In the hours before Bob Simon died in a car accident on Wednesday night, the CBS News correspondent was at the offices of "60 Minutes" finishing a story about a possible cure for Ebola.
The story was scheduled to air this Sunday, and CBS is still moving ahead with it. On Thursday the network confirmed that it will be a part of Sunday's broadcast.
There is perhaps no better tribute to Simon than to air the story he was working on when he died.
Simon had other stories in the works, but those were in earlier stages of production and likely will not be shown.
Simon, 73, was a reporter at CBS for almost 50 years. He became a contributor to "60 Minutes" in 1996 and was a correspondent for its spin-off "60 Minutes II" in 1999. When that program ended in 2005, Simon became a correspondent for the flagship Sunday newsmagazine.
Over the years he filed more than 200 stories for "60" and earned dozens of broadcast journalism awards. His most recent story, "When 'Selma' Meets Hollywood," was broadcast last Sunday.
In a statement on Wednesday night, CBS ( said his forthcoming report about the Ebola virus was specifically about "the quest for a cure for it." )
"He was working with his daughter, Tanya, a '60 Minutes' producer with whom he collaborated on several stories for the program," CBS said.

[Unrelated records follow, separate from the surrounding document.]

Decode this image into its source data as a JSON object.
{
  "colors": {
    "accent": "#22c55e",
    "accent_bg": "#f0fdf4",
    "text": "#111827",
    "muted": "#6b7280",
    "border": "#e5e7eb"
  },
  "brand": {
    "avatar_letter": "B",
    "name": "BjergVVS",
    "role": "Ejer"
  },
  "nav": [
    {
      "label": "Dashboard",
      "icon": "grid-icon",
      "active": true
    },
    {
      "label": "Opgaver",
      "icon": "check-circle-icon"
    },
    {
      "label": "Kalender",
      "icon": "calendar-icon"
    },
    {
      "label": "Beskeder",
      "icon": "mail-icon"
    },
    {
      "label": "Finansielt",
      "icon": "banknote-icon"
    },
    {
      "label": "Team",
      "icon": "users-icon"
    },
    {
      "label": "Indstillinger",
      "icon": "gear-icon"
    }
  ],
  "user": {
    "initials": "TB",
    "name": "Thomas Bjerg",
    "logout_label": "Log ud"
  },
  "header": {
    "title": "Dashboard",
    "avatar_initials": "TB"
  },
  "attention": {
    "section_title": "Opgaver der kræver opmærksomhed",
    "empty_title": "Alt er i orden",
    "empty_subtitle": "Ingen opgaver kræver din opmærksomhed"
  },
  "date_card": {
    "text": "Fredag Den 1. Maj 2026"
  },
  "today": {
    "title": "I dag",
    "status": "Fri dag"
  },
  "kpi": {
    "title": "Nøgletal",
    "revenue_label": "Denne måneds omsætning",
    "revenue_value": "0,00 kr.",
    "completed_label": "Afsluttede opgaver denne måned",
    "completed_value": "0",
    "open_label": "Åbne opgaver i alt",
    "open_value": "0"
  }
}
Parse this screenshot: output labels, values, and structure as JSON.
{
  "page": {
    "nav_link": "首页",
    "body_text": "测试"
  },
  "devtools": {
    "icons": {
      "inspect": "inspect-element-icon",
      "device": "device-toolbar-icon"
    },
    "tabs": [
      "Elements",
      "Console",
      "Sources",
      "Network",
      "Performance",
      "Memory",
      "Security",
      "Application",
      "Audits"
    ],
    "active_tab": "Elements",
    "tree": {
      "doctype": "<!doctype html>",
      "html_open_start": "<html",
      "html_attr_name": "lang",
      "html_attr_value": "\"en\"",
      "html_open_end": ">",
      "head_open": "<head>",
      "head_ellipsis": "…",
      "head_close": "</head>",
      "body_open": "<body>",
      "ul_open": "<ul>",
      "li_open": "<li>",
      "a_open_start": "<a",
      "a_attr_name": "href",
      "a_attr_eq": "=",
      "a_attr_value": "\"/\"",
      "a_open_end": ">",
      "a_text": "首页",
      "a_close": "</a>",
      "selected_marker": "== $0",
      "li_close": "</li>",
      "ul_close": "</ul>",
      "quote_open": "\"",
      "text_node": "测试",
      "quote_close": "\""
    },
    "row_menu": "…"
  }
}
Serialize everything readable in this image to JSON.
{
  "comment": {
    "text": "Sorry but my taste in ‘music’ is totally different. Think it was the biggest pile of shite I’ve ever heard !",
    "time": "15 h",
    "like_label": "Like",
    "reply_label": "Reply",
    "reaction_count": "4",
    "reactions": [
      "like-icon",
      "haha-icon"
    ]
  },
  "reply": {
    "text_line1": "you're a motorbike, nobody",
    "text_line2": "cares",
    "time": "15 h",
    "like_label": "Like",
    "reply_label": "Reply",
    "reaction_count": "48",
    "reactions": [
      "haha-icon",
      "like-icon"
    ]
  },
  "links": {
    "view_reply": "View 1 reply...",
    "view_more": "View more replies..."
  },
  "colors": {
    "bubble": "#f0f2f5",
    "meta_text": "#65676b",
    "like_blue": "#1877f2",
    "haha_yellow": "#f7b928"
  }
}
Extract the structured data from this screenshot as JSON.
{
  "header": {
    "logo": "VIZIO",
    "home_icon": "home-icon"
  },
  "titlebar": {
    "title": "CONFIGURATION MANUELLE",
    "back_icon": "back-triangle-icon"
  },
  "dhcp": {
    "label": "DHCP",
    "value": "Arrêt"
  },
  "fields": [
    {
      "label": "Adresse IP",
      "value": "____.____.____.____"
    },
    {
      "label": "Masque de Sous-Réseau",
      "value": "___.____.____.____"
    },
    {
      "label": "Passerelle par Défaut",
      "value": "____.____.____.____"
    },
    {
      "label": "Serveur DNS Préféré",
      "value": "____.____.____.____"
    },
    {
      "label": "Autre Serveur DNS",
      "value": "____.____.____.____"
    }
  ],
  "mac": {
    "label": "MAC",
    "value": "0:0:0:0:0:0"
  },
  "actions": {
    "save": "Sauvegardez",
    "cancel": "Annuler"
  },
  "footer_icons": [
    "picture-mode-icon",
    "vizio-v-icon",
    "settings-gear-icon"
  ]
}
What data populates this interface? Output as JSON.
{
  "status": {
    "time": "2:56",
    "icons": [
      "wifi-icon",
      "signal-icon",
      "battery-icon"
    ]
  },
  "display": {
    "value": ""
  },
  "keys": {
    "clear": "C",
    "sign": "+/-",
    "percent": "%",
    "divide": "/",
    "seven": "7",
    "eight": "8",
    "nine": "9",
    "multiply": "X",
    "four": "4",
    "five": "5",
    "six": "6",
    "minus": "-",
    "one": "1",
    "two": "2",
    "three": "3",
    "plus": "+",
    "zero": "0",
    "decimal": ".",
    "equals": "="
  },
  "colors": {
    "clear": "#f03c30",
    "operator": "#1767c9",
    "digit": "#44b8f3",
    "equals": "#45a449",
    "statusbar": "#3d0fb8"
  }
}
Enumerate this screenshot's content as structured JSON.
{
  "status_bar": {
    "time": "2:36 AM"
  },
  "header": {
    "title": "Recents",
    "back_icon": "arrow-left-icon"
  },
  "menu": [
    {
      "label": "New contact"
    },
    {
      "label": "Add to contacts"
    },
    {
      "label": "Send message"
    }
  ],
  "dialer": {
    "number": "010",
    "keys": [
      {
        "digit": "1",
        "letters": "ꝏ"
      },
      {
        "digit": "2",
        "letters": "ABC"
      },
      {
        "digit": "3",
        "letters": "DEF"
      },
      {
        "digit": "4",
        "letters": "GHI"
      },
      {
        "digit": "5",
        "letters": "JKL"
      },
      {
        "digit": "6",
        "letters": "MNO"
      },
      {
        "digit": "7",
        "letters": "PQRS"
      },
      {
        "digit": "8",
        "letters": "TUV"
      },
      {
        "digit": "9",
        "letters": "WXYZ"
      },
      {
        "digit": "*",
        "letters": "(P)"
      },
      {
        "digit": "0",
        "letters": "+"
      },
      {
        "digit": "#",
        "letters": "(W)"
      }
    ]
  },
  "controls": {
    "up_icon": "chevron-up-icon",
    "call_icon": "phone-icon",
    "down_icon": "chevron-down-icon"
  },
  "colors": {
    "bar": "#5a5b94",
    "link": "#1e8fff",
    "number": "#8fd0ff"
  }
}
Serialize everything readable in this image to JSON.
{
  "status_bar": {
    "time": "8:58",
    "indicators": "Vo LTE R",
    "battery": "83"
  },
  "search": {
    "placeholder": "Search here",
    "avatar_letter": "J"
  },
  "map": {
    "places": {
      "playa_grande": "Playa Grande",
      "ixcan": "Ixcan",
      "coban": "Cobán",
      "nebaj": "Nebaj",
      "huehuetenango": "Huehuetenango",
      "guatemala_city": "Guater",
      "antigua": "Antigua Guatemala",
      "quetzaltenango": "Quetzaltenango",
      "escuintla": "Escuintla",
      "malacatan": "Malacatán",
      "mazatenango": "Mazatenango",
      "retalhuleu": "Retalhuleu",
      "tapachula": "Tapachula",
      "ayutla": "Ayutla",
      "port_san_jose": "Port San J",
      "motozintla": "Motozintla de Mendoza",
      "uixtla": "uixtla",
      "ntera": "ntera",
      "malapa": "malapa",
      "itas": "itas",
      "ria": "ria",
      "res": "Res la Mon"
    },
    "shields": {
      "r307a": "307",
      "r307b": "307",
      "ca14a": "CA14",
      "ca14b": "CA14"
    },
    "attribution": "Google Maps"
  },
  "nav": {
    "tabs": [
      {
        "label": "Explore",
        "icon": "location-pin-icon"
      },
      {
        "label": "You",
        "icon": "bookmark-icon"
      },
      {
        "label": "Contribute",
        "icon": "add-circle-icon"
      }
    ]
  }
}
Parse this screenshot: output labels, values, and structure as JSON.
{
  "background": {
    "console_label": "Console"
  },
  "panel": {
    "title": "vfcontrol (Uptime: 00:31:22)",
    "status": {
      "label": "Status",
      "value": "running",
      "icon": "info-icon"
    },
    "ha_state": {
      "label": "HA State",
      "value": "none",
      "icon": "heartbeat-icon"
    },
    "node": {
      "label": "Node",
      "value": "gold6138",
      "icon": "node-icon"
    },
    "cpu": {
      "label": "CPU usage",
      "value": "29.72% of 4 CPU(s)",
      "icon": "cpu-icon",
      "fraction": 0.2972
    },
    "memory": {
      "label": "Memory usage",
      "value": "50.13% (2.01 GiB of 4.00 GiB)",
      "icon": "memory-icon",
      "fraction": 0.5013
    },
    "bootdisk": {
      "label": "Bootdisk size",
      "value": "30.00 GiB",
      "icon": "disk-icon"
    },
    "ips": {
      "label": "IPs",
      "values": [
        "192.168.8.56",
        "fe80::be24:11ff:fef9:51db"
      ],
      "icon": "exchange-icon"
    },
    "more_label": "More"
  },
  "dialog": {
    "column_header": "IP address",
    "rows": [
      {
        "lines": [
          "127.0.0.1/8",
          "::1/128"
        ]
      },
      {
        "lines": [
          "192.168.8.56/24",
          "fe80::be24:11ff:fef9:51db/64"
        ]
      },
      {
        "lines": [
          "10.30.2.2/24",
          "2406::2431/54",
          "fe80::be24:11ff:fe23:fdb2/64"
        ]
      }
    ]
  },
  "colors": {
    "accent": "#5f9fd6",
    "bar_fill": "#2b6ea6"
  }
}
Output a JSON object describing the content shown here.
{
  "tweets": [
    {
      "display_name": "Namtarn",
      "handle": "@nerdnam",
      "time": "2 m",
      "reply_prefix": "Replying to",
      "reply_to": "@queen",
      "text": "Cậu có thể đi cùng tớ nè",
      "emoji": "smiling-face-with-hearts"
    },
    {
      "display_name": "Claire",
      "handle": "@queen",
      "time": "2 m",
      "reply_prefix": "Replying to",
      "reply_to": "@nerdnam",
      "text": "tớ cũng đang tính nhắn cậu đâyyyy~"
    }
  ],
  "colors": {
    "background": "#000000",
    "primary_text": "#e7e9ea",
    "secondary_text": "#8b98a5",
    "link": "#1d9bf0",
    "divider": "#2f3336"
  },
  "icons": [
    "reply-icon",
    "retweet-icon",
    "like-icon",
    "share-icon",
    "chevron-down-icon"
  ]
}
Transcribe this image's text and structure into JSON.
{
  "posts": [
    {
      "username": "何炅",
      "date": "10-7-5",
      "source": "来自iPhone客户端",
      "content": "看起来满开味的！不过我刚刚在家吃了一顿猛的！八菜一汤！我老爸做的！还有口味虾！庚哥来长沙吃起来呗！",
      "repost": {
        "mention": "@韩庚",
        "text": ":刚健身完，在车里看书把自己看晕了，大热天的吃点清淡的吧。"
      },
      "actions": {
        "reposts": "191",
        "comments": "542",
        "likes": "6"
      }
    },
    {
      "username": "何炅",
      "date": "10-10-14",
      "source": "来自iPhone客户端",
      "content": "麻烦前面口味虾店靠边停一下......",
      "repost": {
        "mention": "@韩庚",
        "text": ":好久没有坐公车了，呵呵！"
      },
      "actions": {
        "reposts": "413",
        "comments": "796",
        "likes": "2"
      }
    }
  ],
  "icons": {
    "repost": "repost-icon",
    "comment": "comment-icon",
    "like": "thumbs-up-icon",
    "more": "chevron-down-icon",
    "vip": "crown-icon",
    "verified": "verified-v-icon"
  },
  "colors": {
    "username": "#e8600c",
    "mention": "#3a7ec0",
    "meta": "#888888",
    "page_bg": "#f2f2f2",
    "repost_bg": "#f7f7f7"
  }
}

Simon was best known for his foreign correspondence. For this particular story, he did not travel to the source of the current Ebola outbreak in west Africa, but he traveled domestically.
The story is nearly complete. "60 Minutes" spokesman Kevin Tedesco said Simon had already recorded the audio narration track that weaves the story together.
Another correspondent will read the on-camera introduction to the story on Sunday.
Simon's CBS colleagues were heartbroken by his sudden death on Wednesday night. There was a special report about the sad news in prime time, led by Scott Pelley.
"One of the great writers of a generation has passed. Bob Simon was a journalist of extraordinary courage," Pelley said in an email message to CNNMoney.
An obituary led the network's "CBS This Morning" program on Thursday. "What you see there is what a reporters' life can be," co-anchor Charlie Rose said. "How you can use the tools of your own intelligence and your heart and your pen and your camera to take us to the front lines of conflict and to remind us of what the human spirit can be."
Pelley mentioned the forthcoming Ebola story on Thursday's "CBS Evening News."
"What a finish: a story on '60 Minutes' with your own daughter," he said. "Not even Bob Simon could have written a better ending."